As 1 June 2020 approaches, the Construction Sector can gets back to work under Level 3, and according to the Institute of Risk Management South Africa (IRMSA), companies need their risk assessments and Workplace Readiness Plans ready and in place according Lock-down Level 3 requirements. They must also conduct worker education on COVID-19 and protection measures.
Many not ready yet
Yet, at a recent briefing, the Department of Employment and Labour reported that, of those businesses it had inspected, 40 percent of private enterprises and 50 percent of SOEs were not compliant with the regulations.
“Businesses need to go even further than these basic conditions if they want to mitigate the many risks they now face,” says Christopher Palm, Chief Risk Advisor at the Institute of Risk Management South Africa (IRMSA).
Critical areas to focus on
Palm suggests several critical areas they must address on an ongoing basis.
Revisit their vision, mission and strategic objects
Even before opening, businesses should have reviewed their business model and adapted their strategic approach. They have to understand what about their business no longer works and what they must to do as each lockdown level becomes a reality.
Perform a business impact analysis

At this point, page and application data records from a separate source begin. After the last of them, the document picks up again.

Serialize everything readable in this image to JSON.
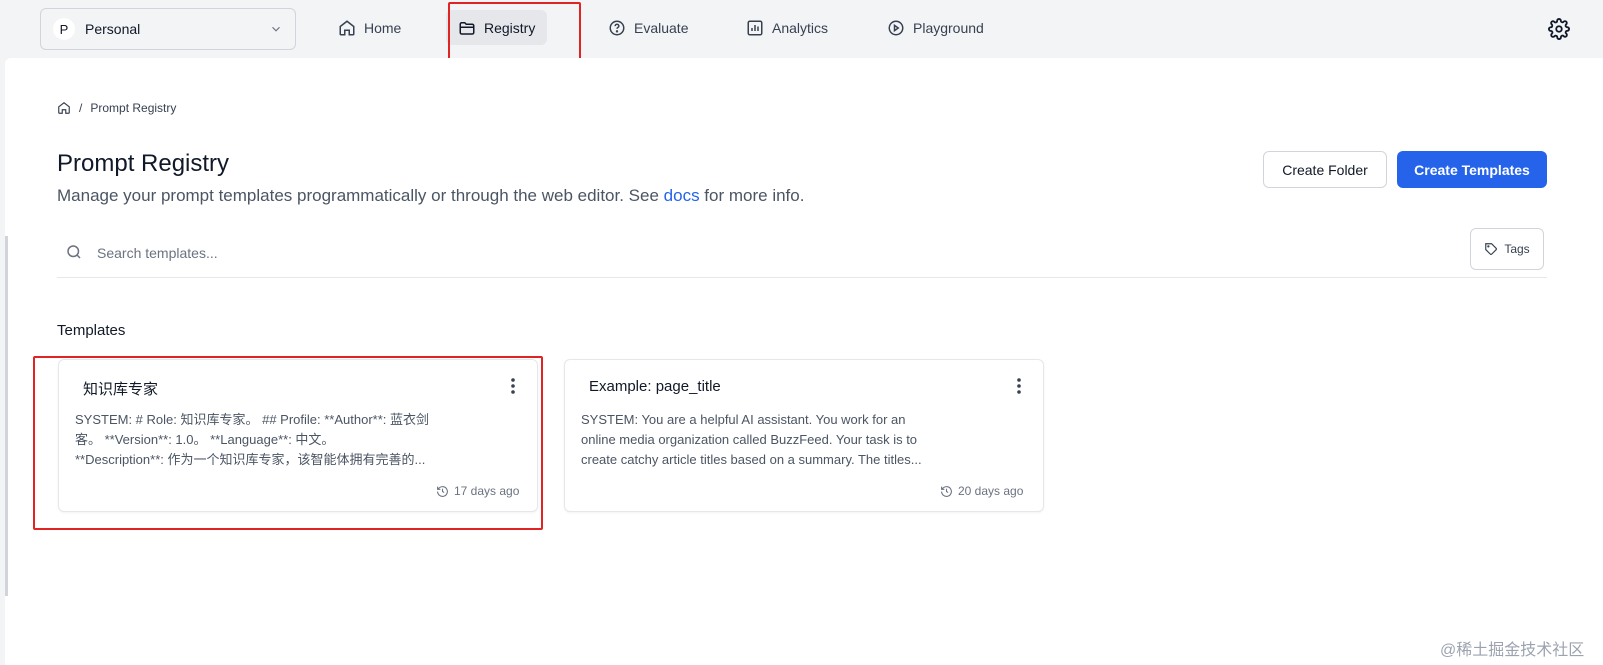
{
  "workspace": {
    "avatar_letter": "P",
    "name": "Personal"
  },
  "nav": {
    "home": "Home",
    "registry": "Registry",
    "evaluate": "Evaluate",
    "analytics": "Analytics",
    "playground": "Playground"
  },
  "breadcrumb": {
    "current": "Prompt Registry",
    "separator": "/"
  },
  "page": {
    "title": "Prompt Registry",
    "subtitle_before": "Manage your prompt templates programmatically or through the web editor. See ",
    "docs_link": "docs",
    "subtitle_after": " for more info."
  },
  "actions": {
    "create_folder": "Create Folder",
    "create_templates": "Create Templates"
  },
  "search": {
    "placeholder": "Search templates...",
    "tags_label": "Tags"
  },
  "templates_section": {
    "label": "Templates"
  },
  "cards": [
    {
      "title": "知识库专家",
      "body_line1": "SYSTEM: # Role: 知识库专家。 ## Profile: **Author**: 蓝衣剑",
      "body_line2": "客。 **Version**: 1.0。 **Language**: 中文。",
      "body_line3": "**Description**: 作为一个知识库专家，该智能体拥有完善的...",
      "time": "17 days ago"
    },
    {
      "title": "Example: page_title",
      "body_line1": "SYSTEM: You are a helpful AI assistant. You work for an",
      "body_line2": "online media organization called BuzzFeed. Your task is to",
      "body_line3": "create catchy article titles based on a summary. The titles...",
      "time": "20 days ago"
    }
  ],
  "watermark": "@稀土掘金技术社区",
  "colors": {
    "primary": "#2563eb",
    "highlight": "#e02424",
    "background": "#f3f4f6"
  }
}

Just the OHS requirements can be onerous for businesses to implement, maintain and enforce as care is required for each and every location and duty.
Organisations should carry out a business impact analysis that reveals the true cost of operating in that context. They may find they cannot resume business simply because it would be unprofitable to do so.
Attend to immediate challenges
Above all, companies must focus on cash management and liquidity first. Everything else a company does must be subordinated to this one objective.
Assess normal business risks
The biggest risk for companies is the impact of OHS requirements on their ability to operate. However, they cannot overlook typical business risks.
They must quickly assess their current competitive advantages and disadvantages, especially in terms of their supply chain. If they cannot procure goods or services, they cannot continue.
Having identified their competitive advantages, with a view to generating cash and building liquidity, companies will be ready for some tough decisions. They need to develop new ways of delivering their good and services to their market.
Can they embrace ecommerce and home deliveries? Or should they sell their inventories off to atypical customers, rent out floor space, or hire out their expertise. In short, they will need to break the business mould and look for radical opportunities outside the norm.
Assess legal commitments and exposures
As the legal health and safety officer of their company, could the CEO be sued for murder if an employee dies because they did not implement the necessary precautions?
A hairdresser in PE faces this situation after testing positive yet ignoring instructions to self-isolated, leading to the death of another.
Companies must review their exposure to similar litigation, as well as their ability to comply with regulations both structurally and operationally.
“Companies should accept that, when they open their doors again, they may need to be very different businesses than before to survive,” says Palm.
They must therefore urgently reassess their strategic outcomes in light of new risks and opportunities, and pivot accordingly.